*** DATA EXTRACT
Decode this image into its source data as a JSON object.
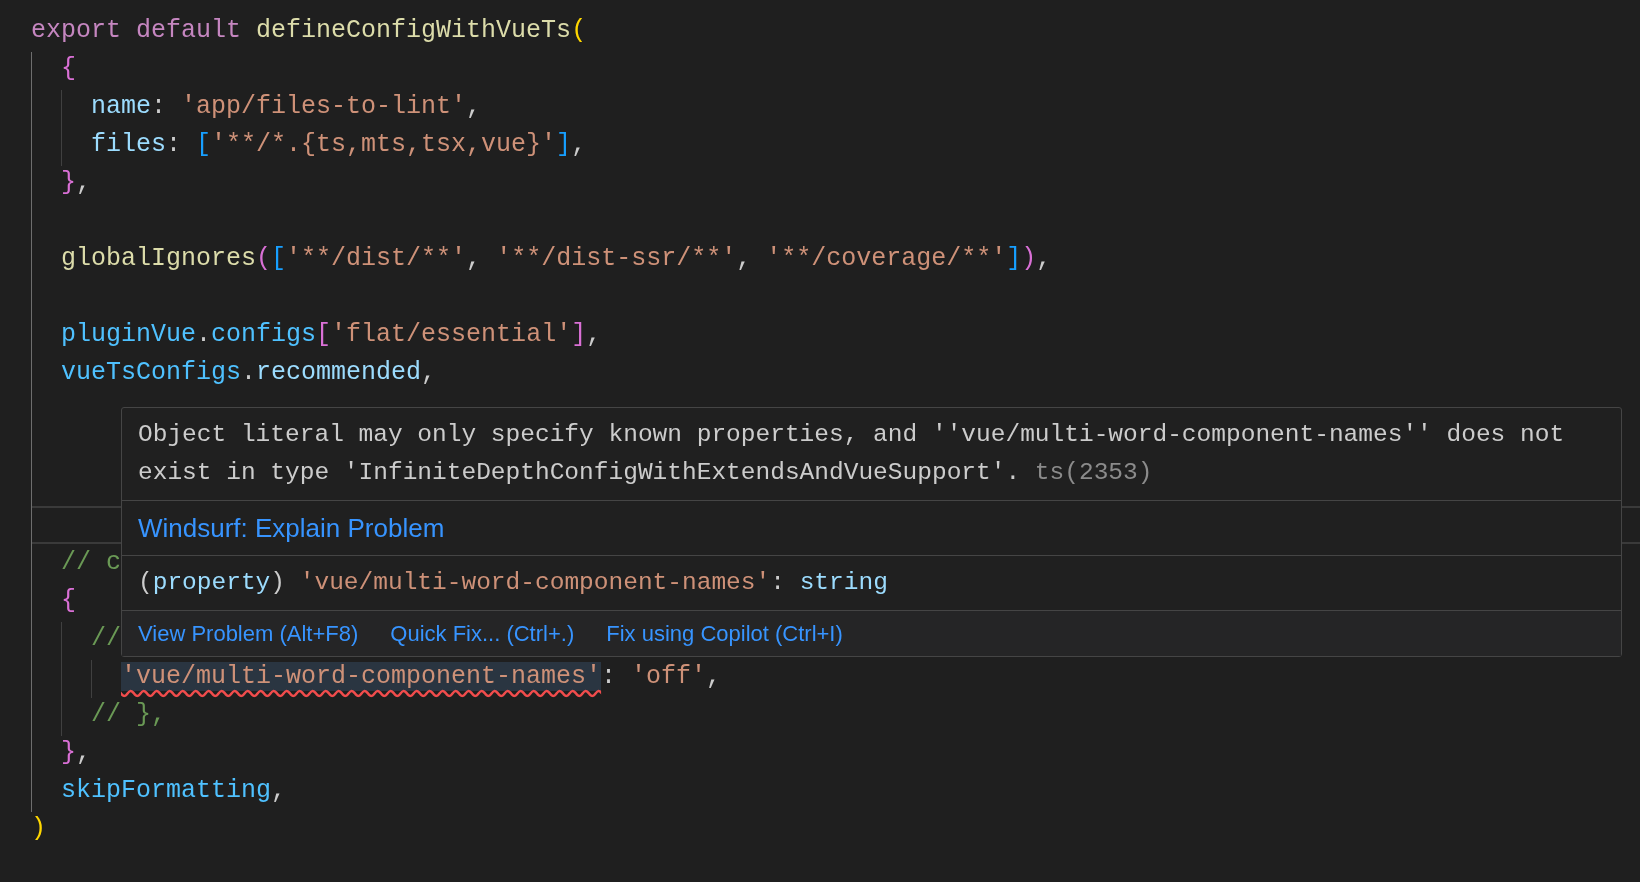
{
  "editor": {
    "lines": [
      {
        "current": false,
        "tokens": [
          {
            "kind": "keyword",
            "text": "export "
          },
          {
            "kind": "keyword",
            "text": "default "
          },
          {
            "kind": "function",
            "text": "defineConfigWithVueTs"
          },
          {
            "kind": "bracket1",
            "text": "("
          }
        ]
      },
      {
        "current": false,
        "tokens": [
          {
            "kind": "bracket2",
            "text": "  {"
          }
        ]
      },
      {
        "current": false,
        "tokens": [
          {
            "kind": "property",
            "text": "    name"
          },
          {
            "kind": "plain",
            "text": ": "
          },
          {
            "kind": "string",
            "text": "'app/files-to-lint'"
          },
          {
            "kind": "plain",
            "text": ","
          }
        ]
      },
      {
        "current": false,
        "tokens": [
          {
            "kind": "property",
            "text": "    files"
          },
          {
            "kind": "plain",
            "text": ": "
          },
          {
            "kind": "bracket3",
            "text": "["
          },
          {
            "kind": "string",
            "text": "'**/*.{ts,mts,tsx,vue}'"
          },
          {
            "kind": "bracket3",
            "text": "]"
          },
          {
            "kind": "plain",
            "text": ","
          }
        ]
      },
      {
        "current": false,
        "tokens": [
          {
            "kind": "bracket2",
            "text": "  }"
          },
          {
            "kind": "plain",
            "text": ","
          }
        ]
      },
      {
        "current": false
      },
      {
        "current": false,
        "tokens": [
          {
            "kind": "function",
            "text": "  globalIgnores"
          },
          {
            "kind": "bracket2",
            "text": "("
          },
          {
            "kind": "bracket3",
            "text": "["
          },
          {
            "kind": "string",
            "text": "'**/dist/**'"
          },
          {
            "kind": "plain",
            "text": ", "
          },
          {
            "kind": "string",
            "text": "'**/dist-ssr/**'"
          },
          {
            "kind": "plain",
            "text": ", "
          },
          {
            "kind": "string",
            "text": "'**/coverage/**'"
          },
          {
            "kind": "bracket3",
            "text": "]"
          },
          {
            "kind": "bracket2",
            "text": ")"
          },
          {
            "kind": "plain",
            "text": ","
          }
        ]
      },
      {
        "current": false
      },
      {
        "current": false,
        "tokens": [
          {
            "kind": "variable",
            "text": "  pluginVue"
          },
          {
            "kind": "plain",
            "text": "."
          },
          {
            "kind": "variable",
            "text": "configs"
          },
          {
            "kind": "bracket2",
            "text": "["
          },
          {
            "kind": "string",
            "text": "'flat/essential'"
          },
          {
            "kind": "bracket2",
            "text": "]"
          },
          {
            "kind": "plain",
            "text": ","
          }
        ]
      },
      {
        "current": false,
        "tokens": [
          {
            "kind": "variable",
            "text": "  vueTsConfigs"
          },
          {
            "kind": "plain",
            "text": "."
          },
          {
            "kind": "property",
            "text": "recommended"
          },
          {
            "kind": "plain",
            "text": ","
          }
        ]
      },
      {
        "current": false
      },
      {
        "current": false
      },
      {
        "current": false
      },
      {
        "current": true
      },
      {
        "current": false,
        "tokens": [
          {
            "kind": "comment",
            "text": "  // c"
          }
        ]
      },
      {
        "current": false,
        "tokens": [
          {
            "kind": "bracket2",
            "text": "  {"
          }
        ]
      },
      {
        "current": false,
        "tokens": [
          {
            "kind": "comment",
            "text": "    //"
          }
        ]
      },
      {
        "current": false,
        "tokens": [
          {
            "kind": "string",
            "text": "      'vue/multi-word-component-names'",
            "error": true
          },
          {
            "kind": "plain",
            "text": ": "
          },
          {
            "kind": "string",
            "text": "'off'"
          },
          {
            "kind": "plain",
            "text": ","
          }
        ]
      },
      {
        "current": false,
        "tokens": [
          {
            "kind": "comment",
            "text": "    // },"
          }
        ]
      },
      {
        "current": false,
        "tokens": [
          {
            "kind": "bracket2",
            "text": "  }"
          },
          {
            "kind": "plain",
            "text": ","
          }
        ]
      },
      {
        "current": false,
        "tokens": [
          {
            "kind": "variable",
            "text": "  skipFormatting"
          },
          {
            "kind": "plain",
            "text": ","
          }
        ]
      },
      {
        "current": false,
        "tokens": [
          {
            "kind": "bracket1",
            "text": ")"
          }
        ]
      }
    ]
  },
  "hover": {
    "message": "Object literal may only specify known properties, and ''vue/multi-word-component-names'' does not exist in type 'InfiniteDepthConfigWithExtendsAndVueSupport'.",
    "error_code": "ts(2353)",
    "explain_link": "Windsurf: Explain Problem",
    "signature": [
      {
        "kind": "plain",
        "text": "("
      },
      {
        "kind": "property",
        "text": "property"
      },
      {
        "kind": "plain",
        "text": ") "
      },
      {
        "kind": "string",
        "text": "'vue/multi-word-component-names'"
      },
      {
        "kind": "plain",
        "text": ": "
      },
      {
        "kind": "property",
        "text": "string"
      }
    ],
    "actions": [
      "View Problem (Alt+F8)",
      "Quick Fix... (Ctrl+.)",
      "Fix using Copilot (Ctrl+I)"
    ]
  }
}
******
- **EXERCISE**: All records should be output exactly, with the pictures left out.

- **RESULT FOR THIS TASK**:
Decode this image into its source data as a JSON object.
{
  "editor": {
    "lines": [
      {
        "current": false,
        "tokens": [
          {
            "kind": "keyword",
            "text": "export "
          },
          {
            "kind": "keyword",
            "text": "default "
          },
          {
            "kind": "function",
            "text": "defineConfigWithVueTs"
          },
          {
            "kind": "bracket1",
            "text": "("
          }
        ]
      },
      {
        "current": false,
        "tokens": [
          {
            "kind": "bracket2",
            "text": "  {"
          }
        ]
      },
      {
        "current": false,
        "tokens": [
          {
            "kind": "property",
            "text": "    name"
          },
          {
            "kind": "plain",
            "text": ": "
          },
          {
            "kind": "string",
            "text": "'app/files-to-lint'"
          },
          {
            "kind": "plain",
            "text": ","
          }
        ]
      },
      {
        "current": false,
        "tokens": [
          {
            "kind": "property",
            "text": "    files"
          },
          {
            "kind": "plain",
            "text": ": "
          },
          {
            "kind": "bracket3",
            "text": "["
          },
          {
            "kind": "string",
            "text": "'**/*.{ts,mts,tsx,vue}'"
          },
          {
            "kind": "bracket3",
            "text": "]"
          },
          {
            "kind": "plain",
            "text": ","
          }
        ]
      },
      {
        "current": false,
        "tokens": [
          {
            "kind": "bracket2",
            "text": "  }"
          },
          {
            "kind": "plain",
            "text": ","
          }
        ]
      },
      {
        "current": false
      },
      {
        "current": false,
        "tokens": [
          {
            "kind": "function",
            "text": "  globalIgnores"
          },
          {
            "kind": "bracket2",
            "text": "("
          },
          {
            "kind": "bracket3",
            "text": "["
          },
          {
            "kind": "string",
            "text": "'**/dist/**'"
          },
          {
            "kind": "plain",
            "text": ", "
          },
          {
            "kind": "string",
            "text": "'**/dist-ssr/**'"
          },
          {
            "kind": "plain",
            "text": ", "
          },
          {
            "kind": "string",
            "text": "'**/coverage/**'"
          },
          {
            "kind": "bracket3",
            "text": "]"
          },
          {
            "kind": "bracket2",
            "text": ")"
          },
          {
            "kind": "plain",
            "text": ","
          }
        ]
      },
      {
        "current": false
      },
      {
        "current": false,
        "tokens": [
          {
            "kind": "variable",
            "text": "  pluginVue"
          },
          {
            "kind": "plain",
            "text": "."
          },
          {
            "kind": "variable",
            "text": "configs"
          },
          {
            "kind": "bracket2",
            "text": "["
          },
          {
            "kind": "string",
            "text": "'flat/essential'"
          },
          {
            "kind": "bracket2",
            "text": "]"
          },
          {
            "kind": "plain",
            "text": ","
          }
        ]
      },
      {
        "current": false,
        "tokens": [
          {
            "kind": "variable",
            "text": "  vueTsConfigs"
          },
          {
            "kind": "plain",
            "text": "."
          },
          {
            "kind": "property",
            "text": "recommended"
          },
          {
            "kind": "plain",
            "text": ","
          }
        ]
      },
      {
        "current": false
      },
      {
        "current": false
      },
      {
        "current": false
      },
      {
        "current": true
      },
      {
        "current": false,
        "tokens": [
          {
            "kind": "comment",
            "text": "  // c"
          }
        ]
      },
      {
        "current": false,
        "tokens": [
          {
            "kind": "bracket2",
            "text": "  {"
          }
        ]
      },
      {
        "current": false,
        "tokens": [
          {
            "kind": "comment",
            "text": "    //"
          }
        ]
      },
      {
        "current": false,
        "tokens": [
          {
            "kind": "string",
            "text": "      'vue/multi-word-component-names'",
            "error": true
          },
          {
            "kind": "plain",
            "text": ": "
          },
          {
            "kind": "string",
            "text": "'off'"
          },
          {
            "kind": "plain",
            "text": ","
          }
        ]
      },
      {
        "current": false,
        "tokens": [
          {
            "kind": "comment",
            "text": "    // },"
          }
        ]
      },
      {
        "current": false,
        "tokens": [
          {
            "kind": "bracket2",
            "text": "  }"
          },
          {
            "kind": "plain",
            "text": ","
          }
        ]
      },
      {
        "current": false,
        "tokens": [
          {
            "kind": "variable",
            "text": "  skipFormatting"
          },
          {
            "kind": "plain",
            "text": ","
          }
        ]
      },
      {
        "current": false,
        "tokens": [
          {
            "kind": "bracket1",
            "text": ")"
          }
        ]
      }
    ]
  },
  "hover": {
    "message": "Object literal may only specify known properties, and ''vue/multi-word-component-names'' does not exist in type 'InfiniteDepthConfigWithExtendsAndVueSupport'.",
    "error_code": "ts(2353)",
    "explain_link": "Windsurf: Explain Problem",
    "signature": [
      {
        "kind": "plain",
        "text": "("
      },
      {
        "kind": "property",
        "text": "property"
      },
      {
        "kind": "plain",
        "text": ") "
      },
      {
        "kind": "string",
        "text": "'vue/multi-word-component-names'"
      },
      {
        "kind": "plain",
        "text": ": "
      },
      {
        "kind": "property",
        "text": "string"
      }
    ],
    "actions": [
      "View Problem (Alt+F8)",
      "Quick Fix... (Ctrl+.)",
      "Fix using Copilot (Ctrl+I)"
    ]
  }
}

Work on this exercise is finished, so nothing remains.